### About this exercise:
When a picture appears among the records, leave it out, and copy all else exactly.

### Material supplied:
════
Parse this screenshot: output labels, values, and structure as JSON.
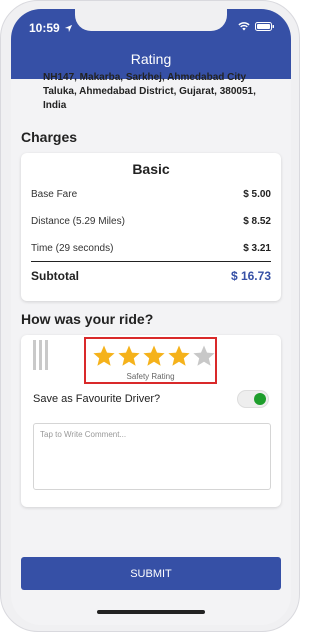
{
  "status_bar": {
    "time": "10:59"
  },
  "header": {
    "title": "Rating"
  },
  "address": "NH147, Makarba, Sarkhej, Ahmedabad City Taluka, Ahmedabad District, Gujarat, 380051, India",
  "charges": {
    "section_title": "Charges",
    "card_title": "Basic",
    "rows": [
      {
        "label": "Base Fare",
        "value": "$ 5.00"
      },
      {
        "label": "Distance (5.29 Miles)",
        "value": "$ 8.52"
      },
      {
        "label": "Time (29 seconds)",
        "value": "$ 3.21"
      }
    ],
    "subtotal_label": "Subtotal",
    "subtotal_value": "$ 16.73"
  },
  "ride": {
    "section_title": "How was your ride?",
    "rating": {
      "value": 4,
      "max": 5,
      "label": "Safety Rating"
    },
    "favourite": {
      "label": "Save as Favourite Driver?",
      "checked": true
    },
    "comment_placeholder": "Tap to Write Comment..."
  },
  "submit_label": "SUBMIT",
  "colors": {
    "primary": "#3650a6",
    "star_filled": "#f5b21b",
    "star_empty": "#c8c8c8",
    "toggle_on": "#1e9e2c",
    "highlight_border": "#d9292a"
  }
}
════
### Result of this task:
Parse this screenshot: output labels, values, and structure as JSON.
{
  "status_bar": {
    "time": "10:59"
  },
  "header": {
    "title": "Rating"
  },
  "address": "NH147, Makarba, Sarkhej, Ahmedabad City Taluka, Ahmedabad District, Gujarat, 380051, India",
  "charges": {
    "section_title": "Charges",
    "card_title": "Basic",
    "rows": [
      {
        "label": "Base Fare",
        "value": "$ 5.00"
      },
      {
        "label": "Distance (5.29 Miles)",
        "value": "$ 8.52"
      },
      {
        "label": "Time (29 seconds)",
        "value": "$ 3.21"
      }
    ],
    "subtotal_label": "Subtotal",
    "subtotal_value": "$ 16.73"
  },
  "ride": {
    "section_title": "How was your ride?",
    "rating": {
      "value": 4,
      "max": 5,
      "label": "Safety Rating"
    },
    "favourite": {
      "label": "Save as Favourite Driver?",
      "checked": true
    },
    "comment_placeholder": "Tap to Write Comment..."
  },
  "submit_label": "SUBMIT",
  "colors": {
    "primary": "#3650a6",
    "star_filled": "#f5b21b",
    "star_empty": "#c8c8c8",
    "toggle_on": "#1e9e2c",
    "highlight_border": "#d9292a"
  }
}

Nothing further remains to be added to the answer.